One hope is the Macau government will loosen restrictions on foreign hiring to help the industry sustain growth. Macau’s local labor force is not sufficient to cope with the recent projects and the city needs more outside workers, Kwan said.
“There’s a political process that has to happen,” said Sands China’s Tracy. “My belief is, as long as we develop the next one or two projects, we’ll begin to see some relaxation.” Galaxy Deputy Chairman Francis Lui also said in a press briefing today that he expects the Macau government may consider raising the foreign labor quota.
‘Solution to Accommodate’
“The current unemployment rate of 2 percent in Macau is very healthy,” said Lui. “As there will be a lot of large infrastructure projects coming online, the government may soon come up with a solution to accommodate the need for labor.”
Macau’s labor department press section couldn’t be reached by phone or e-mail.
Other gambling operators are also awaiting approvals for further expansion. MGM China Holdings Ltd. and SJM Holdings Ltd. are awaiting approval of land leases for construction on an increasingly popular part of the city called the Cotai strip, while Melco Crown Entertainment Ltd., which already operates the City of Dreams casino on Cotai, waits for permission to begin the $1.9 billion Studio City resort.
For local residents such as 46-year-old “Ah Fong,” who switched careers from waitressing about four years ago, the restrictions are a boon for now.
“It offers good money,” she said of work in the casino. “Even my son, who is now 14, wants to become a dealer when he finishes school.”

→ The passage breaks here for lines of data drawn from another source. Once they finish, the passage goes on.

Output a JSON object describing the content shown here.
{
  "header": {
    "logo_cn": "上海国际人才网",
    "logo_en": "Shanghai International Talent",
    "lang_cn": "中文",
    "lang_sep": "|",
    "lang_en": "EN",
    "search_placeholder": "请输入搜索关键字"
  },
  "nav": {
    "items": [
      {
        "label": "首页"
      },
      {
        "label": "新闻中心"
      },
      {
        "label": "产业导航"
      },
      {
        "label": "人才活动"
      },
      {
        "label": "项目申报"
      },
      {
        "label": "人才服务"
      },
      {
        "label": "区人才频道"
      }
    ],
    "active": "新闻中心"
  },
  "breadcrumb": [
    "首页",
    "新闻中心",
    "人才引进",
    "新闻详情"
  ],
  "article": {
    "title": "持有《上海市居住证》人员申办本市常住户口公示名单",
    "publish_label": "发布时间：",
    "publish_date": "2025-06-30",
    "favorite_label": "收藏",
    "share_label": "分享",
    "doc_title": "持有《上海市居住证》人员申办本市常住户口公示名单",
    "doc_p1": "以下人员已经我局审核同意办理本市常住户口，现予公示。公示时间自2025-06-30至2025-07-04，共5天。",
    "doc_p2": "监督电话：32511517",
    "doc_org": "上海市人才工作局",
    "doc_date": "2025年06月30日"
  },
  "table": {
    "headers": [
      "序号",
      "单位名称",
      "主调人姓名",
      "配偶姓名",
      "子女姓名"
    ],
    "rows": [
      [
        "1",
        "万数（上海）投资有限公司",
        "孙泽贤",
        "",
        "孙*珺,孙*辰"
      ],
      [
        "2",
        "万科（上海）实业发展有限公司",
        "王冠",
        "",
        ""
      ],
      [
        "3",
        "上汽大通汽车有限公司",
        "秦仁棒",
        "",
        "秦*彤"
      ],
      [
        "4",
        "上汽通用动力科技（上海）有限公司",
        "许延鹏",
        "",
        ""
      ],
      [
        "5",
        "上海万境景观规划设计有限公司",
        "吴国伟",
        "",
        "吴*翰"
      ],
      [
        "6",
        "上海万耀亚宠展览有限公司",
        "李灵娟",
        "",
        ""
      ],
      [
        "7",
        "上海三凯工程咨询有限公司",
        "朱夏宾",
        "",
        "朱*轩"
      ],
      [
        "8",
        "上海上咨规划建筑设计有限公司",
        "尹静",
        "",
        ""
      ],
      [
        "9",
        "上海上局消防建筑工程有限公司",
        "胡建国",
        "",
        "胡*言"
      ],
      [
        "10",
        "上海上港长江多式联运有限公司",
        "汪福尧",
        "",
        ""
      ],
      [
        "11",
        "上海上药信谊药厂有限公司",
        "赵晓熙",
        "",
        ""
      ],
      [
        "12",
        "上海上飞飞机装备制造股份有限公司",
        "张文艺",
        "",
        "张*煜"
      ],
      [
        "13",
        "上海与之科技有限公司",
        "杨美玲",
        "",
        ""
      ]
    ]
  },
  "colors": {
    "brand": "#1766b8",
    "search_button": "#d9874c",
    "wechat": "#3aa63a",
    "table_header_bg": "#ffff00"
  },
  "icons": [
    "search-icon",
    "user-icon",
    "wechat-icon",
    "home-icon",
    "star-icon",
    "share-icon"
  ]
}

To contact the reporter on this story: Vinicy Chan in Hong Kong at email@example.com